Jerome Neyrey has an interesting article on Acts 20:20 in the current issue of JSNT. He examines the cultural background to Paul’s use of the phrase “in public and from house to house” by examining various expressions in Greek and Latin writers that correspond to modern “public” and “private.” These, in turn, are gendered spaces; women are covered and inside (and their sexual organs are “private) while men engage in activities in the agora, the fields, and in public (and their sexual organs are also “outside”). The binary “shame/honor” cuts across these divisions as well: It is shameful for a woman to be uncovered or out in public and it would likewise be shameful for a man to be “indoors” when all his fellows are outside (cf. Paris at the beginning of the Iliad, whisked away from the battlefield to the bedroom with Helen). Paul’s statement that he has proclaimed the gospel in public and in houses refers to his open (“political”) proclamation before kings and in public spaces, and to his “private” ministry in synagogues (considered as private spaces) and in house churches. In Gentile public spaces, Paul is allowed to preach without restriction, while in both public (temple) and private (synagogue) spaces the Jews restrict his speech. Neyrey claims that for Luke, as for other ancient writers, certain cities and spaces were considered honorable, and thus Paul’s claim that he preached in public is a claim to honor. This is an intriguing contribution to recent efforts to recover a fully “political” Paul.
Patheos Explore the world's faith through different perspectives on religion and spirituality!
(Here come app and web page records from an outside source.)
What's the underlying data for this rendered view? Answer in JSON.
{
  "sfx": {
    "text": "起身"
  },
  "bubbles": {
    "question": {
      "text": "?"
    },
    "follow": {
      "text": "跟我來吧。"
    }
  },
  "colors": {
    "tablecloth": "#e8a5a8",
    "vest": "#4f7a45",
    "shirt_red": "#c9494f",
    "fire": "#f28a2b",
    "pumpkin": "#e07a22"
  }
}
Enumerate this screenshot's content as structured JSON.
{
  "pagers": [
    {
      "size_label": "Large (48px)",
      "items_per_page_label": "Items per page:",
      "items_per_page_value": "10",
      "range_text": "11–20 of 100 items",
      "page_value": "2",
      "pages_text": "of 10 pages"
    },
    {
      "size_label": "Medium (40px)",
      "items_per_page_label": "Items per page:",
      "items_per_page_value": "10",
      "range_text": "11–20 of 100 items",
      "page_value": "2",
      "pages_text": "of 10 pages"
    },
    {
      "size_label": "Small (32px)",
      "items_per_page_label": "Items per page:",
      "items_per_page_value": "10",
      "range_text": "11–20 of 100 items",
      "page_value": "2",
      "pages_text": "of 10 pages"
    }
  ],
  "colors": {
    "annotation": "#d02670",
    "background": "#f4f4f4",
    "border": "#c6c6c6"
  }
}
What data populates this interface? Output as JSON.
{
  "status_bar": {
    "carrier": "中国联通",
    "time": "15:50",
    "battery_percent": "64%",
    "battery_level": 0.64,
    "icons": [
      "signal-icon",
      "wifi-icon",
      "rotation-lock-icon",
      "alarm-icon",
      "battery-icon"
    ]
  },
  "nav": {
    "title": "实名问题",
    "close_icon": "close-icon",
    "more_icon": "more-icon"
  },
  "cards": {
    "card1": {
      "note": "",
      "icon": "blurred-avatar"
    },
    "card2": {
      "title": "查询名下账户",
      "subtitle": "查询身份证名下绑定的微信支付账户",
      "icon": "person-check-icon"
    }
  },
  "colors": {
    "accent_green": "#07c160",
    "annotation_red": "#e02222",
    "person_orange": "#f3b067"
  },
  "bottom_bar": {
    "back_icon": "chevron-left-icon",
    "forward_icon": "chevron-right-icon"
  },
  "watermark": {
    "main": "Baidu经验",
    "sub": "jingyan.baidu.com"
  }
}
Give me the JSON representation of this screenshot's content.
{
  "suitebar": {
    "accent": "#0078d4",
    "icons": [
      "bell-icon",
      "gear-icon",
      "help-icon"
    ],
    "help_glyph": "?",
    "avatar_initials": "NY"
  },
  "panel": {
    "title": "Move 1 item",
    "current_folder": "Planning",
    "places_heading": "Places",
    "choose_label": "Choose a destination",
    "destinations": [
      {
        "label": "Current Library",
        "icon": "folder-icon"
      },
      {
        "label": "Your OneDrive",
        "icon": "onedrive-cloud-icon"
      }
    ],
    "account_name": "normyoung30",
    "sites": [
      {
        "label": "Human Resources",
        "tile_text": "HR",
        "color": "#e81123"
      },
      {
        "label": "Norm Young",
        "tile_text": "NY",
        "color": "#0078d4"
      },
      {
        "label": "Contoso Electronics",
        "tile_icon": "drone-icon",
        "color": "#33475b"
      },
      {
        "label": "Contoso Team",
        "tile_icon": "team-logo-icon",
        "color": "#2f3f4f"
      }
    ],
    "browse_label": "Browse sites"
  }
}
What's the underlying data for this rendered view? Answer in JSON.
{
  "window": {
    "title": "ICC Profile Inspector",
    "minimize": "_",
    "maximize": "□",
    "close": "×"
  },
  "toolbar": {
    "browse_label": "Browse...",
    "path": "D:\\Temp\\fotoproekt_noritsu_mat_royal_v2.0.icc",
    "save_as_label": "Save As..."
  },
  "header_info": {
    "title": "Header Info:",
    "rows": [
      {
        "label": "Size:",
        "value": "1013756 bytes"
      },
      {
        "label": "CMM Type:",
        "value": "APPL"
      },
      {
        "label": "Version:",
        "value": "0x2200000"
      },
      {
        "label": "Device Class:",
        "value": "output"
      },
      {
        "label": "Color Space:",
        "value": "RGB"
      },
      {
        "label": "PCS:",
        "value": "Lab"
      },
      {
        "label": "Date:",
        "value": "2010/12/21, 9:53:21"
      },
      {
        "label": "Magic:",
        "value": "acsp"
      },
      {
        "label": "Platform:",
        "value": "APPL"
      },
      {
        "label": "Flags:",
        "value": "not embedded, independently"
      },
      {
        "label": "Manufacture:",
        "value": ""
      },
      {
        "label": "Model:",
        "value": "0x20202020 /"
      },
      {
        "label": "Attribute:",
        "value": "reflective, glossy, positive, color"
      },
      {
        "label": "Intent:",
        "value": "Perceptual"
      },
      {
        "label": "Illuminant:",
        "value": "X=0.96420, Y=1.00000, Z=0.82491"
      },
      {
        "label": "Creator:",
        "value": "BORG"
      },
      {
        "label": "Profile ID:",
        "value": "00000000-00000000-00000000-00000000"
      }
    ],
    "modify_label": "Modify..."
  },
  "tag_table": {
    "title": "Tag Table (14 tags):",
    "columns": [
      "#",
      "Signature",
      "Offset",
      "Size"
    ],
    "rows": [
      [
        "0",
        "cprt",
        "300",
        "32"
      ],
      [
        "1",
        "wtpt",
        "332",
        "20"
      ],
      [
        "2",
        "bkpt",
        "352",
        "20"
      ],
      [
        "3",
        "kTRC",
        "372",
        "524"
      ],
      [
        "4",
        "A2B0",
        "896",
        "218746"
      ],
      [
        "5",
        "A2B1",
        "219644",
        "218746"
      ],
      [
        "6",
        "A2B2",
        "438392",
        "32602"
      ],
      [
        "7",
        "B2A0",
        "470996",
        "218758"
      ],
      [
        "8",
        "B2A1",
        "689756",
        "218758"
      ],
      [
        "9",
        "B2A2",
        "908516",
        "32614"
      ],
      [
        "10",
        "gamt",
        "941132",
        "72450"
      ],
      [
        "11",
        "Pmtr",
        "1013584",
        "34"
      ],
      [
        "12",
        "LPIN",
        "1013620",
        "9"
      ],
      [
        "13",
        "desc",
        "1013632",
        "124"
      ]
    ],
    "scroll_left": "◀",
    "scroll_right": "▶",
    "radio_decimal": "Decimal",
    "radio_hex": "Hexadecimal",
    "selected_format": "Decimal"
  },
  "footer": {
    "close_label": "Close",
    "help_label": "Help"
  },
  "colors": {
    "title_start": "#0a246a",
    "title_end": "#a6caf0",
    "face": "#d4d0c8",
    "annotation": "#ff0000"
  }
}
Patheos has the views of the prevalent religions and spiritualities of the world.